I can’t imagine anyone attempting to portray him.
Did he share any stories about any of his former co-stars like Joan Crawford, William Holden, Jane Fonda, Rod Taylor, Robert Redford, The Spiderman Cast or even meeting President John Kennedy?
Believe it or not, he didn’t talk much about his performances, in fact, once someone told me he never watched his own films, because whenever he saw a performance, he always felt he could have done better in one way or another. He was, however, proud to have been personally selected by JFK to portray him in PT 109, he spoke of that frequently.
Cliff Robertson was known to be a keen pilot, and it’s said that he was in fact flying a private plane in New York City, on that heartbreaking day of September 11, 2001, is this true?
Cliff was in the air in his Beech Baron near NYC on 9/11. Air Traffic Control instructed him to land as soon as he could, and directed him to Allentown, Pennsylvania. He asked why, and they would not elaborate, other than to say something like there has been a major attack, he said he thought we might have been attacked with a nuclear weapon.
How did he feel about winning the Academy Award for “Charly” in 1969?
Cliff was in The Philippines working on Too Late the Hero when the announcement was made. He had already gone to sleep, when there was a banging on his cabin’s door. It was Michael Caine….when Cliff opened the door, Michael said: “You won, you son of a bitch!”
He often lamented that the year following his winning of the Academy Award was the fastest year of his life.
He made landmark guest appearances (still loved to this day!) in cult TV Shows like Batman (with his ex Wife Dina Merrill) and The Twilight Zone (The Dummy), did he ever discuss these with you?
No, he never discussed his tv work much with me. We mostly discussed the business of filmmaking.
The only time he ever mentioned Dina was when he described shooting J. W. Coop, he said he fell off the horses so much that when he came home and showered she said he “looked like one of those monkeys in the zoo with their big red behinds.”
Did he enjoy playing “Uncle Ben” in the Spiderman Movies?
Yes, he especially liked working with director Sam Raimy, and co-star Rosemary Harris.
10. Do you feel it is important that his work and legacy are not forgotten? What was the best advice he gave you?
I respected his privacy when it came to personal subjects, I only asked him once if he was spending Easter with anyone, and he said: “Yes, my significant other, my cat.”
We mostly discussed the various personalities of directors, producers, etc.

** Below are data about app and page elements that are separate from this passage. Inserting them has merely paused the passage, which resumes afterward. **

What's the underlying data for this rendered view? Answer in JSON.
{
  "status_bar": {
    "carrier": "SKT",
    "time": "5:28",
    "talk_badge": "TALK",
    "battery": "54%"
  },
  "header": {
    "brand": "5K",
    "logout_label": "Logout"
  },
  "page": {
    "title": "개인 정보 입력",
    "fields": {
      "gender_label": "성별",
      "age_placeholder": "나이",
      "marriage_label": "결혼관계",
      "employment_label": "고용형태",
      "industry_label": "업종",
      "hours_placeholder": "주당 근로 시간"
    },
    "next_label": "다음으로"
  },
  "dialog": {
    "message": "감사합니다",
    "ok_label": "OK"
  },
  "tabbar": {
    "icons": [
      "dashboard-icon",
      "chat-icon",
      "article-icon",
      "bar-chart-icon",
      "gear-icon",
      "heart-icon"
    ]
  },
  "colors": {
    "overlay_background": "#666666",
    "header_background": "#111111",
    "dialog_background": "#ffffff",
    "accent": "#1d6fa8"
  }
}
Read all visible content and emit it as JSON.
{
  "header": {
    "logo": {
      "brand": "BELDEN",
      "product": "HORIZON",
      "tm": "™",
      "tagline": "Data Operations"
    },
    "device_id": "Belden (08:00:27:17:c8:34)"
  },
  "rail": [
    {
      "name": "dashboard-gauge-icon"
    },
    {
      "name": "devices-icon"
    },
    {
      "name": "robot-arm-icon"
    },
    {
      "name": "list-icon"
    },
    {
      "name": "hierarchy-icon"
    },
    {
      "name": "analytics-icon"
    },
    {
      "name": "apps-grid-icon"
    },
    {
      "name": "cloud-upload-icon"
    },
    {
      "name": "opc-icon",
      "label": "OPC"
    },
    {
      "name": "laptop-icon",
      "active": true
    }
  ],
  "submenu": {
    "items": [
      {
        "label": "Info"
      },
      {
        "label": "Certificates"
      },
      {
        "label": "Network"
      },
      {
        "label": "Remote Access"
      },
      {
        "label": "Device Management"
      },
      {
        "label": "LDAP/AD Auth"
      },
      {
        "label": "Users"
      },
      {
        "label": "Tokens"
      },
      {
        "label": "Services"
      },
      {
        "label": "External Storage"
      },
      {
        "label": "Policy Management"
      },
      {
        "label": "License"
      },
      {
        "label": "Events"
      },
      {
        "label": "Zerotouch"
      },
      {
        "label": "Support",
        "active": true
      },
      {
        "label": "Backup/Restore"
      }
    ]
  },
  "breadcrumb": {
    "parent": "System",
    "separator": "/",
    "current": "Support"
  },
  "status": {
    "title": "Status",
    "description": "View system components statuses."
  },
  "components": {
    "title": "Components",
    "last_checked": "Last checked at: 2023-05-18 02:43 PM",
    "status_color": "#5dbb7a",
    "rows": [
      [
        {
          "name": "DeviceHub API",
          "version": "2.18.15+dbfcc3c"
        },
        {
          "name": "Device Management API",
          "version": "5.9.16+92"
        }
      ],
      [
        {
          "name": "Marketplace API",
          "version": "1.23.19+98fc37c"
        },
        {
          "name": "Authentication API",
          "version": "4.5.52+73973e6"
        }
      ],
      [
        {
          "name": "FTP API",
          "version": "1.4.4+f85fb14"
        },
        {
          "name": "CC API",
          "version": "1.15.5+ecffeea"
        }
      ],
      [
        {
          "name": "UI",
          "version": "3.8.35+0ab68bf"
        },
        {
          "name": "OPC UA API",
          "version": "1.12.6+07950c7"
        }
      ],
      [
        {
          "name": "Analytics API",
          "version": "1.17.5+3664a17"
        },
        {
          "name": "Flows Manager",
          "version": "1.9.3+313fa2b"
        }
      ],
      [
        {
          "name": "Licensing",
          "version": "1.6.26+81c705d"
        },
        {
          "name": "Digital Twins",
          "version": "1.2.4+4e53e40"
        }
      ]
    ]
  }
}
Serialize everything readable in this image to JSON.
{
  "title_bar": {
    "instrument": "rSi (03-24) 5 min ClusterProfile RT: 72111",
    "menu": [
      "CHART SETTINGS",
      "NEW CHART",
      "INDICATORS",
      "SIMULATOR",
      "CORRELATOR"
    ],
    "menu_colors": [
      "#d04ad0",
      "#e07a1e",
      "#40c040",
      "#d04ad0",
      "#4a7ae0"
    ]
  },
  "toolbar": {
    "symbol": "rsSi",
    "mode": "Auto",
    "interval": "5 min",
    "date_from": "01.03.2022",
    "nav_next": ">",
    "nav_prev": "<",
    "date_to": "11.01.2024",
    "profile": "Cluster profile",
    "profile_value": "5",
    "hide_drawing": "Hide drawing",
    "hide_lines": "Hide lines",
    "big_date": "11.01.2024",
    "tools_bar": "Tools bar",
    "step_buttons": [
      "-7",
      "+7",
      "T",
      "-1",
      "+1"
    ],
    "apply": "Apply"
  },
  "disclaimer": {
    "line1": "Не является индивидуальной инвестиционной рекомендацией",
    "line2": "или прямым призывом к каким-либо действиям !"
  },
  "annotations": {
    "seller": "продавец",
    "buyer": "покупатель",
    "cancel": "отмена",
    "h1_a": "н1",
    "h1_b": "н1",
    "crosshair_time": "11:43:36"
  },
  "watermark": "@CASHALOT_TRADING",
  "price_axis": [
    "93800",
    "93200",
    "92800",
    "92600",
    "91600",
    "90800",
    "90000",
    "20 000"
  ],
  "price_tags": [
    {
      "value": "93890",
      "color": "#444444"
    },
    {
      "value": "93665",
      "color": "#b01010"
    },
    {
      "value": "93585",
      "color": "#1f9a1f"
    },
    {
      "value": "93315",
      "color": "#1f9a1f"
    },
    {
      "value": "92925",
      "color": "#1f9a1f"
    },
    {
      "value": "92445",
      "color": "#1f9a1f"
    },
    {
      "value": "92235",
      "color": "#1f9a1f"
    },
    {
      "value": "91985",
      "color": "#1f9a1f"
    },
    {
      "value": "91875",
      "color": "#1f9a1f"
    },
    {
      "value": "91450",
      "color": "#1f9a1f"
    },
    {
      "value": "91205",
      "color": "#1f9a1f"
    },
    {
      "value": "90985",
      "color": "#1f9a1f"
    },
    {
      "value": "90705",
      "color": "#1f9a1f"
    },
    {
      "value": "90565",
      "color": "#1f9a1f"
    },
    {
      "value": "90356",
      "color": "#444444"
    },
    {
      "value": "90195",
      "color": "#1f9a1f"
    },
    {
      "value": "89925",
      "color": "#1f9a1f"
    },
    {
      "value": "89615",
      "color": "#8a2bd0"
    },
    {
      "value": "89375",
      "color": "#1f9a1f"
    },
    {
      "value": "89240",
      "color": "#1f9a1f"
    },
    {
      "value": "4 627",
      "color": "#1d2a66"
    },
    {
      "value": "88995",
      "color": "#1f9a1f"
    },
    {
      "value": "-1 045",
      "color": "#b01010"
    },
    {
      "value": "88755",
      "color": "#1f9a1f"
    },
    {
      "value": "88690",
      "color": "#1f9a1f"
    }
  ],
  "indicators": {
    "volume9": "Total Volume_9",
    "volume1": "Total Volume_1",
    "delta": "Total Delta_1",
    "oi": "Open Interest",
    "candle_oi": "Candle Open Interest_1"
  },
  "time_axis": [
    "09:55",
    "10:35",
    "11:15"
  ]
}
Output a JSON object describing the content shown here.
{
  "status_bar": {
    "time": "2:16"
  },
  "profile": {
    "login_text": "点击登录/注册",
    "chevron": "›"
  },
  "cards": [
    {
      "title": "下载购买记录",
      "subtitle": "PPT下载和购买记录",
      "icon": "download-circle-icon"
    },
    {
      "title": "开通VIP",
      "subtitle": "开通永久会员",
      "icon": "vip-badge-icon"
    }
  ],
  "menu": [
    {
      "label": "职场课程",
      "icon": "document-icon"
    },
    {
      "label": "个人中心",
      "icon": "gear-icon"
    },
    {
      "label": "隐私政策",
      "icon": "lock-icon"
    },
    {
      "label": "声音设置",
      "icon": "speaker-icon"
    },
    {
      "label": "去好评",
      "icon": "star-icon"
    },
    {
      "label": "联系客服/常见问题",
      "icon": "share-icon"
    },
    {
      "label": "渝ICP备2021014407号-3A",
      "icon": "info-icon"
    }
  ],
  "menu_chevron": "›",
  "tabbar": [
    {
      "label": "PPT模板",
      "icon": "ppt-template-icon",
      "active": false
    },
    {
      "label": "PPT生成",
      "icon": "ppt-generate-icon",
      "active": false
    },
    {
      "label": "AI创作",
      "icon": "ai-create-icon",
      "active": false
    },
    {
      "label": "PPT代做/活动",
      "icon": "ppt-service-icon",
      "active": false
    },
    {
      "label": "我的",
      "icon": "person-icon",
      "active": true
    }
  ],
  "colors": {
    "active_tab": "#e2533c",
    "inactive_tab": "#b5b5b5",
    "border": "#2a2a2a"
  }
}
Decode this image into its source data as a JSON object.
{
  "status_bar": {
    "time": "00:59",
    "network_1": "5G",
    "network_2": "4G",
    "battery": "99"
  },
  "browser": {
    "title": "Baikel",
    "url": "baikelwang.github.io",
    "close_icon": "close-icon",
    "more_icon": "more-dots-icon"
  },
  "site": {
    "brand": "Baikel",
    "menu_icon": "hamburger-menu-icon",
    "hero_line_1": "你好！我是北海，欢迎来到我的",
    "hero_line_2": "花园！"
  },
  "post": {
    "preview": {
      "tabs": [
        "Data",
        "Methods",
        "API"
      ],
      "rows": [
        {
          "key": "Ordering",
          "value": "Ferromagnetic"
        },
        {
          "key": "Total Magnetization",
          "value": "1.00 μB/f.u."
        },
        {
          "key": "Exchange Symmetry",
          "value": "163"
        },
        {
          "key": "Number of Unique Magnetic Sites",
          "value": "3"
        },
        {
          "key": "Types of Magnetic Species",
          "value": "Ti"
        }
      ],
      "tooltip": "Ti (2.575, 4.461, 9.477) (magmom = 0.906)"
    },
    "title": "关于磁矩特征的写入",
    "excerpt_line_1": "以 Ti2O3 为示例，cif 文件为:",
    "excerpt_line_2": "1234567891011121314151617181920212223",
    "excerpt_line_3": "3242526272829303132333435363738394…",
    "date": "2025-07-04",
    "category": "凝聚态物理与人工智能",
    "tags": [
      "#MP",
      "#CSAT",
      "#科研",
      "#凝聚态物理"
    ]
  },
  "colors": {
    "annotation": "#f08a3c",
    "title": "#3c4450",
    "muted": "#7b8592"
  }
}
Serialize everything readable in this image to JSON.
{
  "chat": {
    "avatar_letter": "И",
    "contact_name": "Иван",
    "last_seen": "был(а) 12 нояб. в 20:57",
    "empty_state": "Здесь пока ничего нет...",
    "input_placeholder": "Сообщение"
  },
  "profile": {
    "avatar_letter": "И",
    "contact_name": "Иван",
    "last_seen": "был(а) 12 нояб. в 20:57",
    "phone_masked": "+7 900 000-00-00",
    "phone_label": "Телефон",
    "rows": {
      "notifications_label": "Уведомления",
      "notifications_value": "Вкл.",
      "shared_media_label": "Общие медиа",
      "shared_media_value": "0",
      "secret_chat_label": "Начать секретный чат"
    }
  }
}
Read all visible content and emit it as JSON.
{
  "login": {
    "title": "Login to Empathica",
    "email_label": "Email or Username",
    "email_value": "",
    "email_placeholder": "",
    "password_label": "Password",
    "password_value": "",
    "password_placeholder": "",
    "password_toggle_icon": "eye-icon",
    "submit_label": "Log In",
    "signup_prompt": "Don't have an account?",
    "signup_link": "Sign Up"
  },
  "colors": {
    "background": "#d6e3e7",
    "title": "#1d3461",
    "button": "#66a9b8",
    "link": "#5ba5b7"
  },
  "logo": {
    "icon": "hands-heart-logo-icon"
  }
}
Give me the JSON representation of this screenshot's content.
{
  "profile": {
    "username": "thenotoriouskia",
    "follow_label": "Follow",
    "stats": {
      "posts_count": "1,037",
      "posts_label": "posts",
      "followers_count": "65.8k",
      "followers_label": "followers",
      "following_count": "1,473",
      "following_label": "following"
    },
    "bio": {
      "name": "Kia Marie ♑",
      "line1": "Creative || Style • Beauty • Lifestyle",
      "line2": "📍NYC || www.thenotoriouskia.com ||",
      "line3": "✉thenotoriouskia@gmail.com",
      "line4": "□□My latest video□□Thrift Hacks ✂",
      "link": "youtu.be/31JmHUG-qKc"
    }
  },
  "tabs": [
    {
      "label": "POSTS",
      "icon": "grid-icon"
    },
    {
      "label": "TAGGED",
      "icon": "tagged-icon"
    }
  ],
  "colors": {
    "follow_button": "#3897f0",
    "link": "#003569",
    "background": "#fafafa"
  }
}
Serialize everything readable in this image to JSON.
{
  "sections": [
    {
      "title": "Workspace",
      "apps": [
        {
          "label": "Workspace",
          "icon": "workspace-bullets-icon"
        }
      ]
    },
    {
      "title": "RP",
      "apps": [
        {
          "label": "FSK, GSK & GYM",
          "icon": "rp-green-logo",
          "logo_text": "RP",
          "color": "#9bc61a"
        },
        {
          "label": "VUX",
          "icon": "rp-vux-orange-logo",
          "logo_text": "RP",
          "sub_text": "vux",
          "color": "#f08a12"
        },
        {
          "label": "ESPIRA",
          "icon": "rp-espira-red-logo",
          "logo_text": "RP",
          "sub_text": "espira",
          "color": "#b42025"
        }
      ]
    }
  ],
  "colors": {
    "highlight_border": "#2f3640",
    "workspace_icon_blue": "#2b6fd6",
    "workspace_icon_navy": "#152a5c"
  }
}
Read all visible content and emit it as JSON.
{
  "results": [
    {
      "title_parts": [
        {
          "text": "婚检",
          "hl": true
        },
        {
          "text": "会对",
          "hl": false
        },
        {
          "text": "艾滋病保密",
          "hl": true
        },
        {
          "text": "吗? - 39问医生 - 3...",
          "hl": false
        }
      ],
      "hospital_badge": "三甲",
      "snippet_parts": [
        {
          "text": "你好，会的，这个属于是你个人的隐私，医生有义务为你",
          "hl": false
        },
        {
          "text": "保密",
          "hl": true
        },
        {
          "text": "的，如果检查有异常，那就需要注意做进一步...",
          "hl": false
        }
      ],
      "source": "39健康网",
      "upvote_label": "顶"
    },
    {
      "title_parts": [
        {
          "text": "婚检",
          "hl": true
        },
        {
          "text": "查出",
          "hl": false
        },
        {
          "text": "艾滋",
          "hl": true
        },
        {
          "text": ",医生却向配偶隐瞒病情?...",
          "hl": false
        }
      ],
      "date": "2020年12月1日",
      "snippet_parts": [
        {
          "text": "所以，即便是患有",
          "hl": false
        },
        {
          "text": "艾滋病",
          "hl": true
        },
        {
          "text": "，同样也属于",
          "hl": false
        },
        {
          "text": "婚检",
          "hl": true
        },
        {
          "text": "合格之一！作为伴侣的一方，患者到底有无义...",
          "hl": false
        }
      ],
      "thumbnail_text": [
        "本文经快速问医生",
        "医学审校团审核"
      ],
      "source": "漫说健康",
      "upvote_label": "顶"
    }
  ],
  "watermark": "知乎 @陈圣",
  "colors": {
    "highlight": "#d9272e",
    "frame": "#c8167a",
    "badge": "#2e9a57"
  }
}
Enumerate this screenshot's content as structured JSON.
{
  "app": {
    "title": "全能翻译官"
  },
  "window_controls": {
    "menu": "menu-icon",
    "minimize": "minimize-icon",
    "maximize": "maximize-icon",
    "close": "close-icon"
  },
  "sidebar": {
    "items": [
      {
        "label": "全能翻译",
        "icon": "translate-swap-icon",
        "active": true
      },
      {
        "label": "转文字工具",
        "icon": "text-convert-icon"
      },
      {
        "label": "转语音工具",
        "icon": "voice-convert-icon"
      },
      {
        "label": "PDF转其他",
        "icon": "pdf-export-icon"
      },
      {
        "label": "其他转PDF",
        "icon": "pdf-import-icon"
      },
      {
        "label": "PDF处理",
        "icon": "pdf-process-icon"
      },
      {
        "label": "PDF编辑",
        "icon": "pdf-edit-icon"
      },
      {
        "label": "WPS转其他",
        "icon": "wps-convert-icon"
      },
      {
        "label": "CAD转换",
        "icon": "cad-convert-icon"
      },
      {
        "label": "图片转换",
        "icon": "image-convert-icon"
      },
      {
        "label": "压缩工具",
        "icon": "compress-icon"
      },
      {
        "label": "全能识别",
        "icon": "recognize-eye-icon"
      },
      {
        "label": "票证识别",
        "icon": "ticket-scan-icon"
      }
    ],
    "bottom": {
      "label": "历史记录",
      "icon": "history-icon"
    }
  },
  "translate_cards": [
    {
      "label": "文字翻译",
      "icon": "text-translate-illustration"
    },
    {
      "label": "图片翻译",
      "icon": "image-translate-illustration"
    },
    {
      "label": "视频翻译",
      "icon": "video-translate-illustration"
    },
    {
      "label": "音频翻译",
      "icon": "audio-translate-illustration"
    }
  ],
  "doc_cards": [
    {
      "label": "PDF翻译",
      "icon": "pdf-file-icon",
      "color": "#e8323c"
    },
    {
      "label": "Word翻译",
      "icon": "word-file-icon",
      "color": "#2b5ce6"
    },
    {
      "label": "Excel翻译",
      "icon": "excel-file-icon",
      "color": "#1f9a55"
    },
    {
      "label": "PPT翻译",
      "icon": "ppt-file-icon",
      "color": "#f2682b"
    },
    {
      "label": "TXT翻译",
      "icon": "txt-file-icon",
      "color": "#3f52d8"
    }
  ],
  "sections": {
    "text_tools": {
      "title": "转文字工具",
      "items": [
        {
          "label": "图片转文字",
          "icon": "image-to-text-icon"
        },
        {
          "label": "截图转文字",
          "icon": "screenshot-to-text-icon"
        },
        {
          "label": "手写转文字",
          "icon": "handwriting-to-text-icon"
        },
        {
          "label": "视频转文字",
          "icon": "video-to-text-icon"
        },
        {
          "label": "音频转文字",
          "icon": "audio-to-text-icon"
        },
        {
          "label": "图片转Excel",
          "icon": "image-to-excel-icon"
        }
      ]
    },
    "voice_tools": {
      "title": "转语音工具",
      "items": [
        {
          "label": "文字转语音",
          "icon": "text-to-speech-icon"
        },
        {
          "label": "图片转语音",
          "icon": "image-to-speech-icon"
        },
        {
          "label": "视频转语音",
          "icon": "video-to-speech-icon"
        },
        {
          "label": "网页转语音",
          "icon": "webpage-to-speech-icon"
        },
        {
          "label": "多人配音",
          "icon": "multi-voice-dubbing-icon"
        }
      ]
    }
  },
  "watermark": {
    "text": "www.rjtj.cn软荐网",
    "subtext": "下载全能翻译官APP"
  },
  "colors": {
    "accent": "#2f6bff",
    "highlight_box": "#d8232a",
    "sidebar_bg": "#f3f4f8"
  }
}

He once said: “No matter what, never sacrifice your personal integrity.”
He was by far the most grateful person I’ve known.
(At EMI studios Elstree they are just starting a new film called ‘Winter Rates’ (also known as Out of Season). Pictured are stars Vanessa Redgrave, Cliff Robertson and Susan George, 31st October 1974. (Photo by Bela Zola/Mirrorpix/Getty Images)
Extending many thanks to Steve Thompson for the exclusive interview
Find out more about his films and career in this New York Times Tribute : https://www.nytimes.com/2011/09/11/movies/cliff-robertson-oscar-winning-rebel-dies-at-88.html